Where Calories Should Come From
May 2, 2013
By Chiro One Wellness Centers
An average U.S. male should consume around 2000 calories per day and an average female around 1500, right? Or is it 2500 for men and 2000 for women? But wait, should you actually ignore caloric intake all together and just focus on certain food groups? Or maybe zero-in on exact grams of carbs, protein and fats?
Cue Dr. Christian Rosevear, D.C., former Chiropractic Director of Chiro One Wellness Center of Beaumont, Kentucky. “When it comes to the healthy diet that works the best, there’s an easy answer—it’s the diet that you can stick to,” says Dr. Christian. “That being said, we’ve spent years focusing on counting calories and as you look at obesity rates in this country, it’s obvious that approach did not work.”
Make Your Calories Count
If your goal is to lose weight, Dr. Christian notes that it’s more important to monitor and reduce your intake of grain carbohydrates and fructose than it is to count calories. These foods have a big impact on the body’s insulin level, which affects metabolism rates. This means limiting foods like breads, pastas, whole grains and anything with sugar, both natural and added.
“We need to get away from looking at nutrition in our diets as just calories. The quality of calories is very important,” explains Dr. Christian. “Consuming 1500-2000 calories of cage-free eggs, grass-fed beef and organic fruits and vegetables is not the same as consuming 1500-2000 calories of soda, chips and fast food. All calories are not created equal.”
Calorie Counting Tools

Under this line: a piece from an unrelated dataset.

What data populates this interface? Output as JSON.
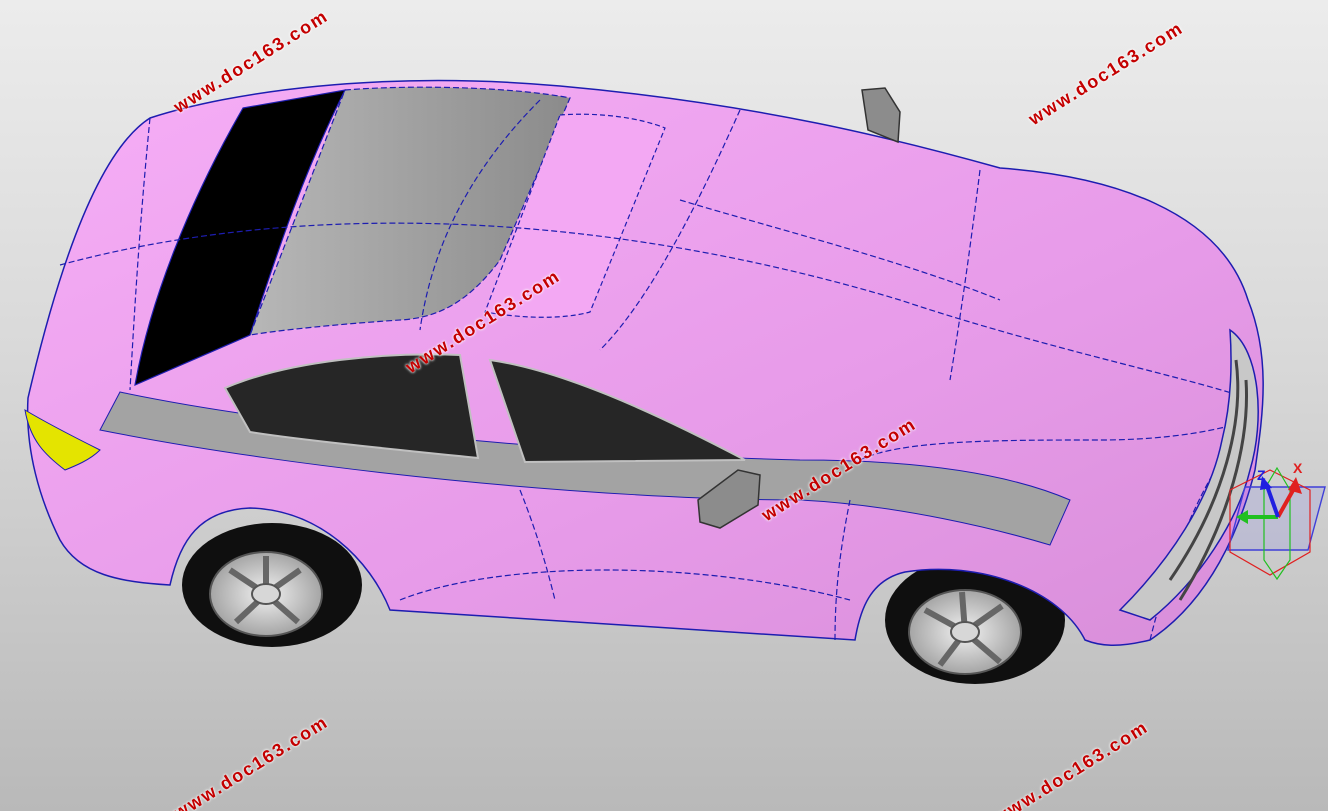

If you’re concerned about your caloric intake, chances are you’re trying to maintain or lose weight. For help with realistic goal setting, Dr. Christian recommends www.myfitnesspal.com. Log on and answer a few questions about yourself and your goals. Within seconds, the site determines a recommended daily caloric limit, broken down by grams of carbs, proteins and fats and tailored to your weight loss goals. For more tech tools that help with weight-related goals, see yesterday’s Be Well post, The Best Virtual Weight Loss Tools.
Our Ancestors Didn’t Count Calories
In Dr. Christian’s opinion, eating the way our ancestors did is your best bet. Instead of being calorie-centric, eat the way our hunter-gather forefathers did. This type of diet is high in healthy fats, plant and fruit-based fiber, lean meat and fish protein. It’s also extremely low in carbohydrates, dairy and added salt. Dr. Christian often turns to www.marksdailyapple.com for inspiration about this primal diet and wellness lifestyle.
When it comes to calories, Dr. Christian encourages us to discover the healthiest way we can get them and to stick with that plan. “You can’t expect to eat healthy for a short amount of time, then stop and go back to the standard American diet and maintain or lose weight.” Making long-term nutrition changes is the best way to achieve success.